Happy Anniversary to me and my beautiful wife! It's been 13 amazing years of love and adventures, and I'm looking forward to another 70+!

Day 1: A Dream Come True!

Today was my first day of classes, as you can tell by this post's title, it was a dream come true. Unfortunately, it was this dream.

I showed up at 0830 for my first class... which actually started at 0800 (I read my schedule wrong). But that was OK, because it turns out I was the only one who had signed up for the class... so the instructor decided we weren't going to do it anyway.

So... instead of spending 90 minutes learning about "Ecology, Limnology and Natural Resources" and using my Ecological Biology For Engineers textbook (which I now hope I can return!), I grabbed a course catalog and a printout of all the courses being offered this quarter, and found a replacement class (Computer Networking, offered on Tuesdays and Thursdays).

My next class was at 11:00, and when I got to the classroom 5 minutes early, nobody was there. I checked that handy printout from the previous paragraph, and discovered the class had moved to a different room - in a different building!

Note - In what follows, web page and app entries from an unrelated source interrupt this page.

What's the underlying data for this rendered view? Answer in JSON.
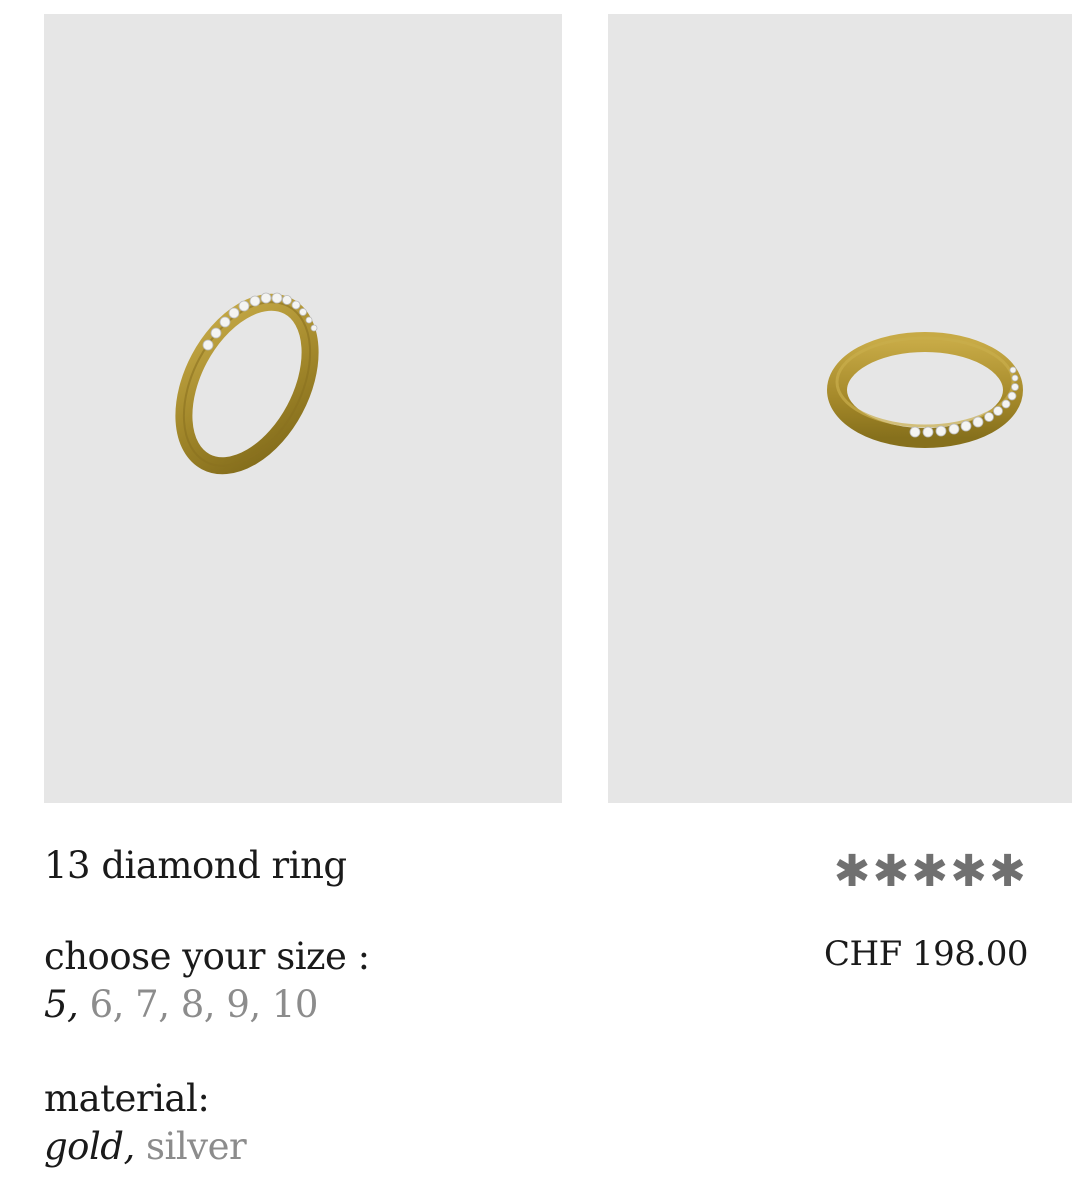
{
  "product": {
    "title": "13 diamond ring",
    "rating": "✱✱✱✱✱",
    "price": "CHF 198.00"
  },
  "images": [
    {
      "name": "ring-front-view",
      "background": "#e6e6e6"
    },
    {
      "name": "ring-side-view",
      "background": "#e6e6e6"
    }
  ],
  "size": {
    "label": "choose your size :",
    "options": [
      "5",
      "6",
      "7",
      "8",
      "9",
      "10"
    ],
    "selected": "5"
  },
  "material": {
    "label": "material:",
    "options": [
      "gold",
      "silver"
    ],
    "selected": "gold"
  },
  "colors": {
    "image_bg": "#e6e6e6",
    "gold": "#a58a2c",
    "text": "#1a1a1a",
    "muted": "#8c8c8c"
  }
}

That was so much fun, I did the exact same thing (wrong building, wrong room) two hours later with my 1:00 class, but that time several classmates were with me. Good thing that first class was canceled, or I wouldn't have had that printout and wouldn't have known where to go for 11:00 or 1:00! (You'd think I would have checked the 1:00 class location after the 11:00 snafu, but apparently I'm not good with numbers...)

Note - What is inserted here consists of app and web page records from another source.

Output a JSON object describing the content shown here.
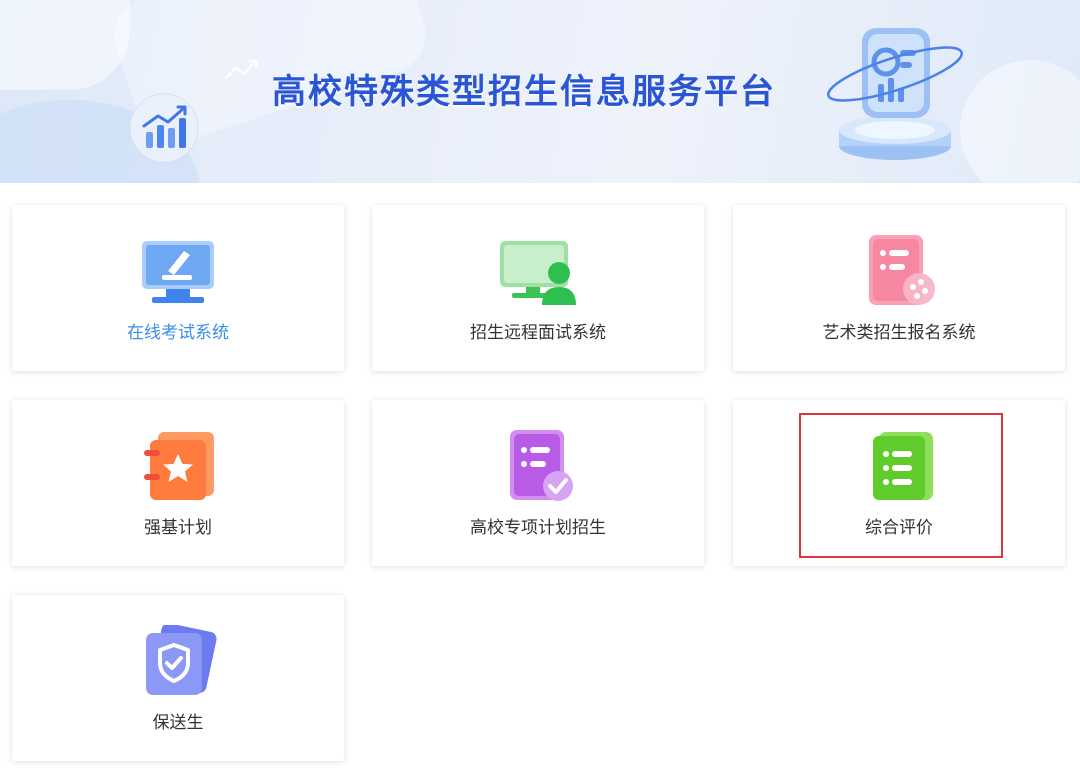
{
  "banner": {
    "title": "高校特殊类型招生信息服务平台"
  },
  "cards": [
    {
      "label": "在线考试系统",
      "icon": "monitor-pen-icon",
      "active": true
    },
    {
      "label": "招生远程面试系统",
      "icon": "remote-interview-icon"
    },
    {
      "label": "艺术类招生报名系统",
      "icon": "art-form-icon"
    },
    {
      "label": "强基计划",
      "icon": "star-notebook-icon"
    },
    {
      "label": "高校专项计划招生",
      "icon": "checklist-icon"
    },
    {
      "label": "综合评价",
      "icon": "list-document-icon",
      "highlighted": true
    },
    {
      "label": "保送生",
      "icon": "shield-check-icon"
    }
  ],
  "colors": {
    "title": "#2a56d6",
    "active_label": "#3a8ee6",
    "highlight_border": "#d9363e"
  }
}
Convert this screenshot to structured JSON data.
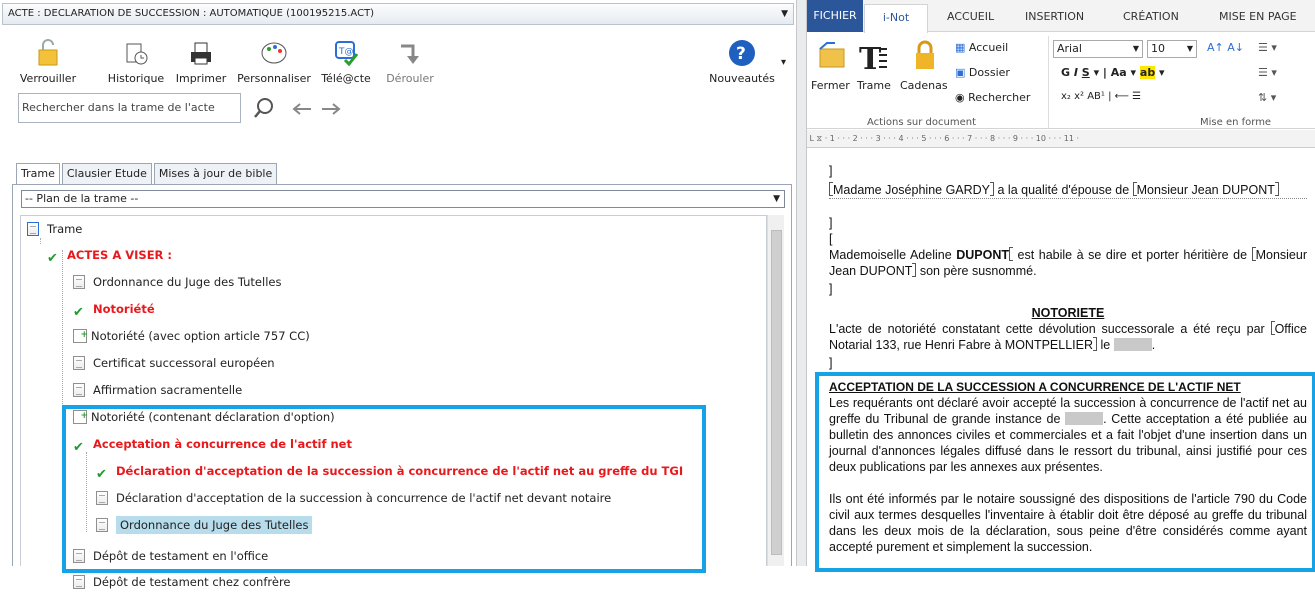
{
  "left": {
    "title": "ACTE : DECLARATION DE SUCCESSION : AUTOMATIQUE (100195215.ACT)",
    "toolbar": {
      "verrouiller": "Verrouiller",
      "historique": "Historique",
      "imprimer": "Imprimer",
      "personnaliser": "Personnaliser",
      "telacte": "Télé@cte",
      "derouler": "Dérouler",
      "nouveautes": "Nouveautés"
    },
    "search_placeholder": "Rechercher dans la trame de l'acte",
    "tabs": [
      "Trame",
      "Clausier Etude",
      "Mises à jour de bible"
    ],
    "plan": "-- Plan de la trame --",
    "tree": {
      "root": "Trame",
      "group1": "ACTES A VISER :",
      "items": [
        "Ordonnance du Juge des Tutelles",
        "Notoriété",
        "Notoriété (avec option article 757 CC)",
        "Certificat successoral européen",
        "Affirmation sacramentelle",
        "Notoriété (contenant déclaration d'option)",
        "Acceptation à concurrence de l'actif net",
        "Déclaration d'acceptation de la succession à concurrence de l'actif net au greffe du TGI",
        "Déclaration d'acceptation de la succession à concurrence de l'actif net devant notaire",
        "Ordonnance du Juge des Tutelles",
        "Dépôt de testament en l'office",
        "Dépôt de testament chez confrère"
      ]
    }
  },
  "right": {
    "tabs": [
      "FICHIER",
      "i-Not",
      "ACCUEIL",
      "INSERTION",
      "CRÉATION",
      "MISE EN PAGE"
    ],
    "ribbon": {
      "fermer": "Fermer",
      "trame": "Trame",
      "cadenas": "Cadenas",
      "accueil": "Accueil",
      "dossier": "Dossier",
      "rechercher": "Rechercher",
      "group_actions": "Actions sur document",
      "font": "Arial",
      "size": "10",
      "group_mise": "Mise en forme"
    },
    "doc": {
      "p1a": "Madame Joséphine GARDY",
      "p1b": " a la qualité d'épouse de ",
      "p1c": "Monsieur Jean DUPONT",
      "p2a": "Mademoiselle Adeline ",
      "p2b": "DUPONT",
      "p2c": " est habile à se dire et porter héritière de ",
      "p2d": "Monsieur Jean DUPONT",
      "p2e": " son père susnommé.",
      "h_notoriete": "NOTORIETE",
      "p3a": "L'acte de notoriété constatant cette dévolution successorale a été reçu par ",
      "p3b": "Office Notarial 133, rue Henri Fabre à MONTPELLIER",
      "p3c": " le ",
      "h_accept": "ACCEPTATION DE LA SUCCESSION A CONCURRENCE DE L'ACTIF NET",
      "p4a": "Les requérants ont déclaré avoir accepté la succession à concurrence de l'actif net au greffe du Tribunal de grande instance de ",
      "p4b": ". Cette acceptation a été publiée au bulletin des annonces civiles et commerciales et a fait l'objet d'une insertion dans un journal d'annonces légales diffusé dans le ressort du tribunal, ainsi justifié pour ces deux publications par les annexes aux présentes.",
      "p5": "Ils ont été informés par le notaire soussigné des dispositions de l'article 790 du Code civil aux termes desquelles l'inventaire à établir doit être déposé au greffe du tribunal dans les deux mois de la déclaration, sous peine d'être considérés comme ayant accepté purement et simplement la succession."
    }
  }
}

And, just like in my dream, I was indeed fully dressed the whole time. Here's hoping for a smoother day tomorrow.

Christmas Update, pt 1

I'm back!

Christmas break was great fun, and we really enjoyed our time visiting family in NY (both NYC and w-a-y upstate). Got to do loads of fun things, like see the Rockettes Christmas show, sledding on "Fox Hill" in Plattsburgh, got snowed on, and even got to experience a genuine "today's high will be 6 degreed (F)" kind of day. And now we're back in Ohio, heading out to school shortly.

One other thing we did was visit the Metropolitan Museum of Art (aka The Met) in New York City. Very cool place, and we only got to see a tiny fraction of what's there. We'll go back again when the kids are older and see more. But here's the funny thing. I wrote about The Met in my third Boomer Sister book (The Boomer Sisters In The City), even though I'd never been there (the internet is a wonderful thing). I specifically mentioned the statue of Hercules pictured here, so it was cool to finally meet him in person.

The same thing happened with my second book (The Boomer Sisters Meet Champy) - I didn't get a chance to visit the ECHO Lake Aquarium until after the book was finished (and in both cases I seriously underdescribed the places). Apparently, if I visit these places before I write about them, I can consider it "research" and use it as a tax write-off. Oh well - it was fun anyway.

I hope you had a great Christmas and have a very happy new year!